Available data START
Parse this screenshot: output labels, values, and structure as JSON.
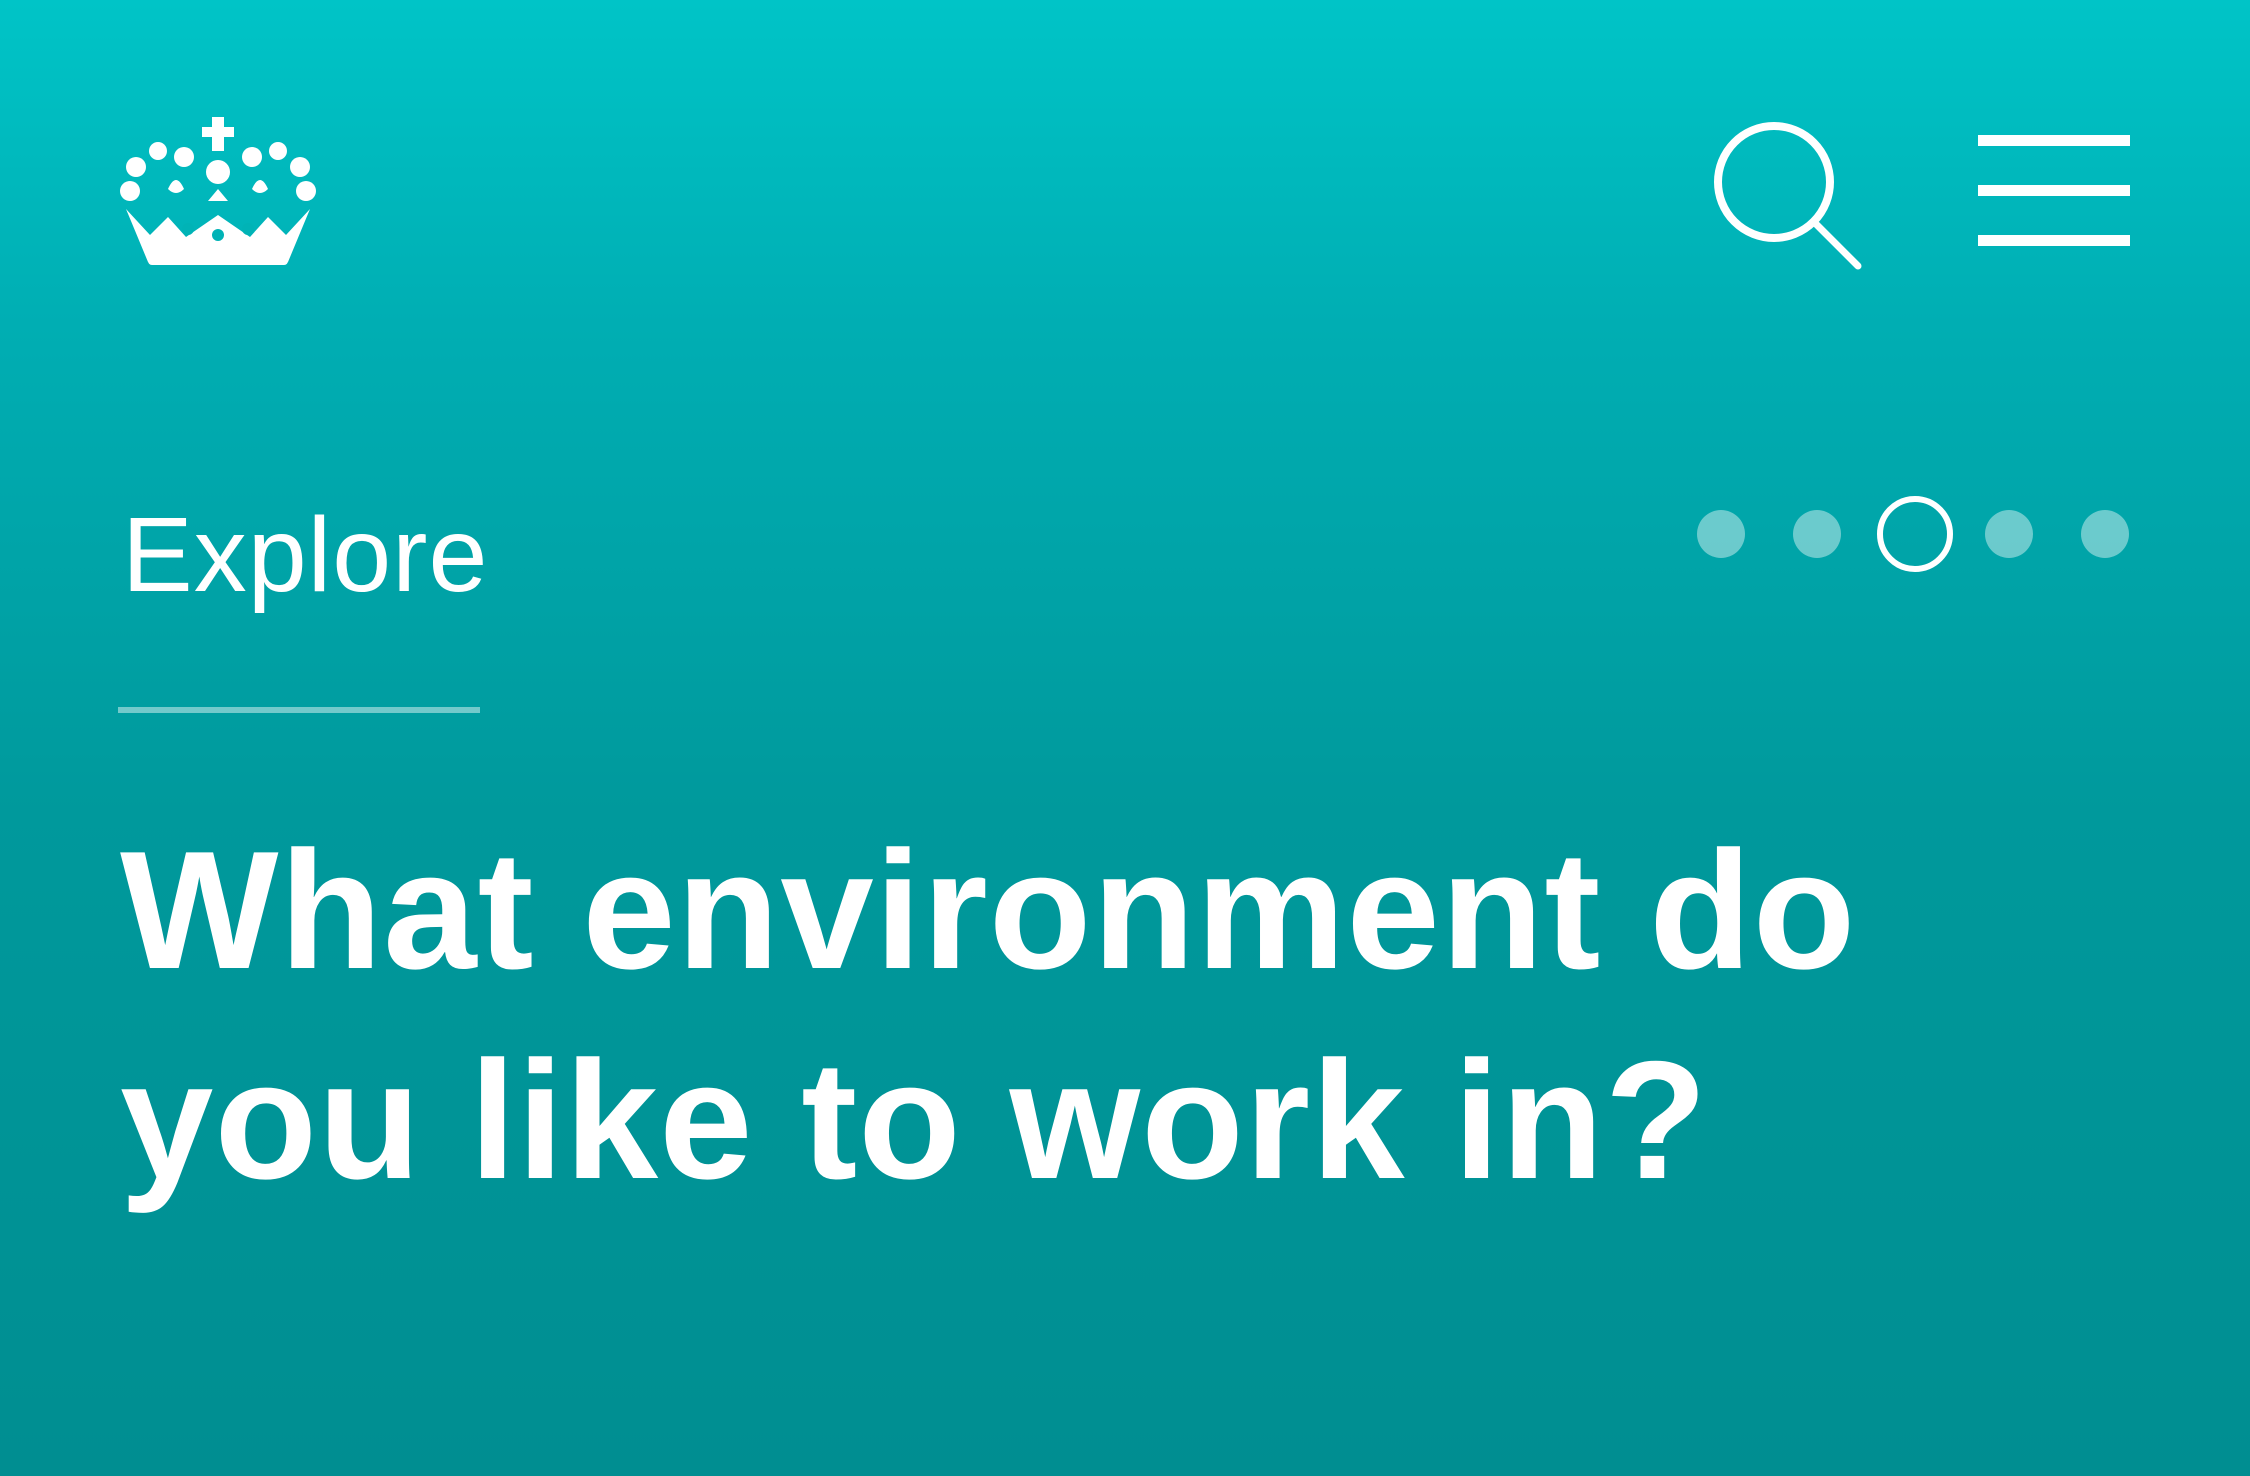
{
  "header": {
    "logo_icon": "crown-icon",
    "search_icon": "search-icon",
    "menu_icon": "hamburger-menu-icon"
  },
  "section": {
    "label": "Explore"
  },
  "pager": {
    "total": 5,
    "active_index": 2
  },
  "main": {
    "headline": "What environment do you like to work in?"
  },
  "colors": {
    "background_top": "#00c4c7",
    "background_bottom": "#008e91",
    "foreground": "#ffffff"
  }
}
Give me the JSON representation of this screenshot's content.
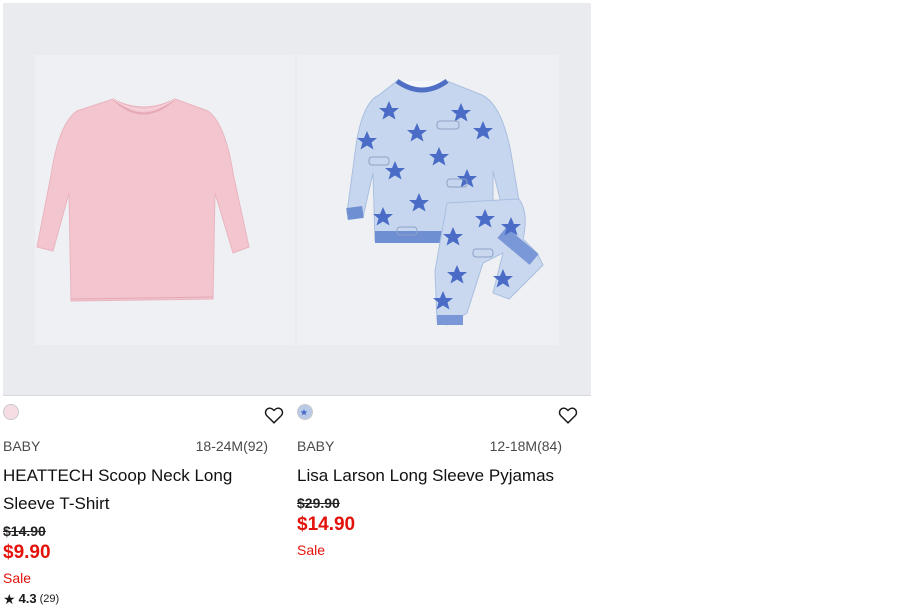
{
  "products": [
    {
      "swatch_color": "#f6dde3",
      "gender": "BABY",
      "size_range": "18-24M(92)",
      "name": "HEATTECH Scoop Neck Long Sleeve T-Shirt",
      "original_price": "$14.90",
      "sale_price": "$9.90",
      "sale_label": "Sale",
      "rating": {
        "score": "4.3",
        "count": "(29)"
      },
      "image_icon": "pink-long-sleeve-tshirt-image",
      "wishlist_icon": "heart-outline-icon"
    },
    {
      "swatch_color": "#b9cbe8",
      "gender": "BABY",
      "size_range": "12-18M(84)",
      "name": "Lisa Larson Long Sleeve Pyjamas",
      "original_price": "$29.90",
      "sale_price": "$14.90",
      "sale_label": "Sale",
      "image_icon": "star-print-pyjamas-image",
      "wishlist_icon": "heart-outline-icon"
    }
  ],
  "colors": {
    "sale_red": "#e3120b",
    "image_bg": "#e9ebee"
  }
}
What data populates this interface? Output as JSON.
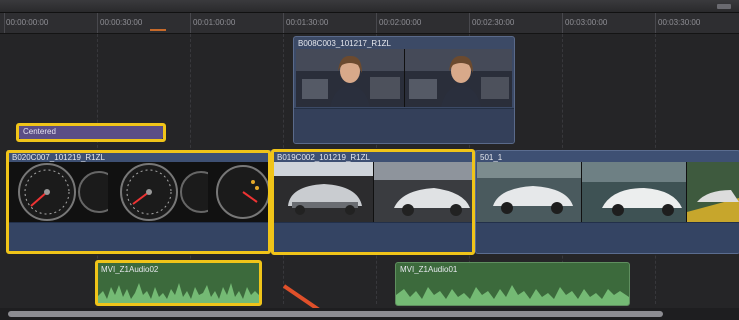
{
  "ruler": {
    "ticks": [
      "00:00:00:00",
      "00:00:30:00",
      "00:01:00:00",
      "00:01:30:00",
      "00:02:00:00",
      "00:02:30:00",
      "00:03:00:00",
      "00:03:30:00"
    ]
  },
  "connected_clip": {
    "name": "B008C003_101217_R1ZL"
  },
  "title_clip": {
    "name": "Centered"
  },
  "storyline": {
    "clips": [
      {
        "name": "B020C007_101219_R1ZL"
      },
      {
        "name": "B019C002_101219_R1ZL"
      },
      {
        "name": "501_1"
      }
    ]
  },
  "audio_clips": [
    {
      "name": "MVI_Z1Audio02"
    },
    {
      "name": "MVI_Z1Audio01"
    }
  ],
  "colors": {
    "highlight": "#f0c419",
    "video_clip": "#3e5073",
    "audio_clip": "#3c6a3c",
    "title_clip": "#5b4e86",
    "annotation_arrow": "#e0502a"
  },
  "icons": [
    "drag-grip-icon",
    "annotation-arrow"
  ]
}
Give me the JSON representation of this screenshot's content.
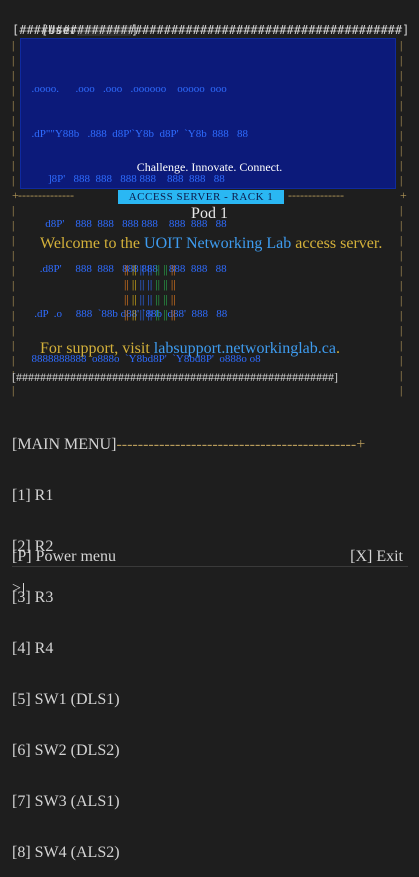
{
  "user_line": {
    "label": "[User",
    "close": "]"
  },
  "banner": {
    "border_top": "[#####################################################]",
    "border_bottom": "[#####################################################]",
    "ascii_art": [
      "  .oooo.      .ooo   .ooo   .oooooo    ooooo  ooo",
      "  .dP\"\"Y88b   .888  d8P'`Y8b  d8P'  `Y8b  888   88",
      "        ]8P'   888  888   888 888    888  888   88",
      "       d8P'    888  888   888 888    888  888   88",
      "     .d8P'     888  888   888 888    888  888   88",
      "   .dP  .o     888  `88b d88' `88b  d88'  888   88",
      "  8888888888  o888o  `Y8bd8P'  `Y8bd8P'  o888o o8"
    ],
    "tagline": "Challenge. Innovate. Connect."
  },
  "section_tag": "ACCESS SERVER - RACK 1",
  "pod": "Pod 1",
  "welcome": {
    "before": "Welcome to the ",
    "accent": "UOIT Networking Lab",
    "after": " access server."
  },
  "support": {
    "before": "For support, visit ",
    "accent": "labsupport.networkinglab.ca",
    "after": "."
  },
  "menu": {
    "header": "[MAIN MENU]",
    "items": [
      "[1] R1",
      "[2] R2",
      "[3] R3",
      "[4] R4",
      "[5] SW1 (DLS1)",
      "[6] SW2 (DLS2)",
      "[7] SW3 (ALS1)",
      "[8] SW4 (ALS2)"
    ],
    "power": "[P] Power menu",
    "exit": "[X] Exit"
  },
  "prompt": ">",
  "colors": {
    "banner_bg": "#0c1a7a",
    "ascii": "#2f6cff",
    "tag_bg": "#2ab7f3",
    "accent_link": "#3e9cf0",
    "body_text": "#d4b13a",
    "cable_orange": "#e07a1f",
    "cable_yellow": "#d8b21a",
    "cable_blue": "#2f6cff",
    "cable_green": "#2aa84a"
  }
}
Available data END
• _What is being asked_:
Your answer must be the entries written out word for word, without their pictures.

• _Written reply_:
Parse this screenshot: output labels, values, and structure as JSON.
{
  "header": {
    "logo_icon": "crown-icon",
    "search_icon": "search-icon",
    "menu_icon": "hamburger-menu-icon"
  },
  "section": {
    "label": "Explore"
  },
  "pager": {
    "total": 5,
    "active_index": 2
  },
  "main": {
    "headline": "What environment do you like to work in?"
  },
  "colors": {
    "background_top": "#00c4c7",
    "background_bottom": "#008e91",
    "foreground": "#ffffff"
  }
}
Give me the JSON representation of this screenshot's content.
{
  "products": [
    {
      "swatch_color": "#f6dde3",
      "gender": "BABY",
      "size_range": "18-24M(92)",
      "name": "HEATTECH Scoop Neck Long Sleeve T-Shirt",
      "original_price": "$14.90",
      "sale_price": "$9.90",
      "sale_label": "Sale",
      "rating": {
        "score": "4.3",
        "count": "(29)"
      },
      "image_icon": "pink-long-sleeve-tshirt-image",
      "wishlist_icon": "heart-outline-icon"
    },
    {
      "swatch_color": "#b9cbe8",
      "gender": "BABY",
      "size_range": "12-18M(84)",
      "name": "Lisa Larson Long Sleeve Pyjamas",
      "original_price": "$29.90",
      "sale_price": "$14.90",
      "sale_label": "Sale",
      "image_icon": "star-print-pyjamas-image",
      "wishlist_icon": "heart-outline-icon"
    }
  ],
  "colors": {
    "sale_red": "#e3120b",
    "image_bg": "#e9ebee"
  }
}
What data populates this interface? Output as JSON.
{
  "ruler": {
    "ticks": [
      "00:00:00:00",
      "00:00:30:00",
      "00:01:00:00",
      "00:01:30:00",
      "00:02:00:00",
      "00:02:30:00",
      "00:03:00:00",
      "00:03:30:00"
    ]
  },
  "connected_clip": {
    "name": "B008C003_101217_R1ZL"
  },
  "title_clip": {
    "name": "Centered"
  },
  "storyline": {
    "clips": [
      {
        "name": "B020C007_101219_R1ZL"
      },
      {
        "name": "B019C002_101219_R1ZL"
      },
      {
        "name": "501_1"
      }
    ]
  },
  "audio_clips": [
    {
      "name": "MVI_Z1Audio02"
    },
    {
      "name": "MVI_Z1Audio01"
    }
  ],
  "colors": {
    "highlight": "#f0c419",
    "video_clip": "#3e5073",
    "audio_clip": "#3c6a3c",
    "title_clip": "#5b4e86",
    "annotation_arrow": "#e0502a"
  },
  "icons": [
    "drag-grip-icon",
    "annotation-arrow"
  ]
}
Give me the JSON representation of this screenshot's content.
{
  "user_line": {
    "label": "[User",
    "close": "]"
  },
  "banner": {
    "border_top": "[#####################################################]",
    "border_bottom": "[#####################################################]",
    "ascii_art": [
      "  .oooo.      .ooo   .ooo   .oooooo    ooooo  ooo",
      "  .dP\"\"Y88b   .888  d8P'`Y8b  d8P'  `Y8b  888   88",
      "        ]8P'   888  888   888 888    888  888   88",
      "       d8P'    888  888   888 888    888  888   88",
      "     .d8P'     888  888   888 888    888  888   88",
      "   .dP  .o     888  `88b d88' `88b  d88'  888   88",
      "  8888888888  o888o  `Y8bd8P'  `Y8bd8P'  o888o o8"
    ],
    "tagline": "Challenge. Innovate. Connect."
  },
  "section_tag": "ACCESS SERVER - RACK 1",
  "pod": "Pod 1",
  "welcome": {
    "before": "Welcome to the ",
    "accent": "UOIT Networking Lab",
    "after": " access server."
  },
  "support": {
    "before": "For support, visit ",
    "accent": "labsupport.networkinglab.ca",
    "after": "."
  },
  "menu": {
    "header": "[MAIN MENU]",
    "items": [
      "[1] R1",
      "[2] R2",
      "[3] R3",
      "[4] R4",
      "[5] SW1 (DLS1)",
      "[6] SW2 (DLS2)",
      "[7] SW3 (ALS1)",
      "[8] SW4 (ALS2)"
    ],
    "power": "[P] Power menu",
    "exit": "[X] Exit"
  },
  "prompt": ">",
  "colors": {
    "banner_bg": "#0c1a7a",
    "ascii": "#2f6cff",
    "tag_bg": "#2ab7f3",
    "accent_link": "#3e9cf0",
    "body_text": "#d4b13a",
    "cable_orange": "#e07a1f",
    "cable_yellow": "#d8b21a",
    "cable_blue": "#2f6cff",
    "cable_green": "#2aa84a"
  }
}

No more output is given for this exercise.